replicate and scale up.
Civil society is riddled with defeated politicians and retired bureaucrats who, having lost their power, influence and privileges, have started NGOs. While they were in power, they did not lift a finger to help them. When these has-beens have nothing better to do, they start NGOs. They give genuine small civil society organisations a bad name. Maybe it is time to revive the debate of the 1980s on the need for a code of conduct for NGOs. The code would expect them to have a simple lifestyle, take a living wage instead of a market wage and observe the laws of the country.

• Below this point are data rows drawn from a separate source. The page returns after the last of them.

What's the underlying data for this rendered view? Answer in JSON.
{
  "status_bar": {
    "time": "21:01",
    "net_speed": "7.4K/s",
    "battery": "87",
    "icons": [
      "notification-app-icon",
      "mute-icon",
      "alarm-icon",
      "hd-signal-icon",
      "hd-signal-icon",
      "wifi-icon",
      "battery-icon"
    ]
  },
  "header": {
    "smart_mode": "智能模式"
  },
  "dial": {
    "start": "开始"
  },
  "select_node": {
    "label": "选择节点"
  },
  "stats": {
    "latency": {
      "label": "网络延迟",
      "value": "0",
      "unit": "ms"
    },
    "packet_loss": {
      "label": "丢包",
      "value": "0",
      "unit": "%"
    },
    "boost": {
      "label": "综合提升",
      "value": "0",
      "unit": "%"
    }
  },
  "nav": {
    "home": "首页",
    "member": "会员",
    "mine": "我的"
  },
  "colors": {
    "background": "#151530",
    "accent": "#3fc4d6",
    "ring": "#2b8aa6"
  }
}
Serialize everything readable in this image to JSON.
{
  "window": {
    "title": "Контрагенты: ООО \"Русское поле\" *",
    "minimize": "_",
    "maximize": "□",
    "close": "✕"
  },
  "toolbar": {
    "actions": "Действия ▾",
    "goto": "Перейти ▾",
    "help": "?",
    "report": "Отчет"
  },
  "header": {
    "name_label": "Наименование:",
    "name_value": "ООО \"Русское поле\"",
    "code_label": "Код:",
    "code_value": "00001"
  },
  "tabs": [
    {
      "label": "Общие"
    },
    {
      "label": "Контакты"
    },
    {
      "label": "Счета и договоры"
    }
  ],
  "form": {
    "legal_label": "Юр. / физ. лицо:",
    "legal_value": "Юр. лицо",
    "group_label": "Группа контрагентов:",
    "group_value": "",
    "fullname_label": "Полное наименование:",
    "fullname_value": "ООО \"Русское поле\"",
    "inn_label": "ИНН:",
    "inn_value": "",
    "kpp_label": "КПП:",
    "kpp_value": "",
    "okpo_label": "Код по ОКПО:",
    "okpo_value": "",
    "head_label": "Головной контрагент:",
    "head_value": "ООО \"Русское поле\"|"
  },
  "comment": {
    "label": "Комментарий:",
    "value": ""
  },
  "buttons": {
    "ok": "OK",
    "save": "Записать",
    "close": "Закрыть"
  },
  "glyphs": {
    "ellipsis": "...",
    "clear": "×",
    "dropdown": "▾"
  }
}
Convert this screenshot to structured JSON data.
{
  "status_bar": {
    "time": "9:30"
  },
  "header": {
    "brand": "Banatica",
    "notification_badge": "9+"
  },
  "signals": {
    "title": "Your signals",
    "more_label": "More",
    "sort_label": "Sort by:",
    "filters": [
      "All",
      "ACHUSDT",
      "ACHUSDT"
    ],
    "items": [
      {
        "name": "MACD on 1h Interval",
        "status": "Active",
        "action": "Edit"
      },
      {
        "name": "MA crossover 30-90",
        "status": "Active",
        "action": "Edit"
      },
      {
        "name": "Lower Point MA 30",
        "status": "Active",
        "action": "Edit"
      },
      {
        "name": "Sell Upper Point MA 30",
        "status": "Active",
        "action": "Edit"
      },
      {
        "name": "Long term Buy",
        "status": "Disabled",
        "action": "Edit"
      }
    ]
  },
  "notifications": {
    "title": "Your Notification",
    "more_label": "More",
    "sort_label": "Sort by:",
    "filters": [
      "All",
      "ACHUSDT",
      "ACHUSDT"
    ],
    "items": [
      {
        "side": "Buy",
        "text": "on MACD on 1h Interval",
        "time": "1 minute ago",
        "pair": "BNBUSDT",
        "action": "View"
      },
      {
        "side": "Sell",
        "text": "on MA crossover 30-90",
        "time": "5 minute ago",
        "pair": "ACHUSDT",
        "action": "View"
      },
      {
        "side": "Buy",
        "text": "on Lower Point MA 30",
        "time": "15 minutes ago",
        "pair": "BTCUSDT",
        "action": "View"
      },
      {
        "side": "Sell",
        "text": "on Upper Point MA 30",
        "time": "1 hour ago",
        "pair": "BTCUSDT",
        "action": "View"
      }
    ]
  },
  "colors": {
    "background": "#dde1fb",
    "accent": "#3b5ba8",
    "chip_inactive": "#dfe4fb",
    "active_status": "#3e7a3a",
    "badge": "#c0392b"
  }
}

If we are fighting against crony capitalism, we should also fight against cronyism in NGOs. When the Council for Advancement of People’s Action and Rural Technology (CAPART) was closed down and replaced by a Bharat Rural Livelihood Foundation (BRLF) in September 2013, it was done in complete secrecy. The BRLF was never widely publicised and civil society was never invited to contribute to its formation. It is designed to benefit a handful of select organisations — cronyism of the worst kind. It was so much in contrast to the open debate that galvanised the voluntary sector over the code of conduct and which preceded the merger of the People’s Action for Development India (PADI) and the Council for Advancement of Rural Technology (CART) to form CAPART in 1986.
What needs to be done? Replace the national advisory council (NAC) with a voluntary action commission (VAC). The mandate of the VAC should be to identify the thousands of genuine grassroots groups who have an FCRA registration and submit their report to the home ministry. It is not the job of the home ministry to judge the incredible work of community-based organisations. A lot of effort has gone into the formulation of the BRLF. Let it remain. But demand of the existing management if they have theself-respect to resign en masse and let the new government bring in new members.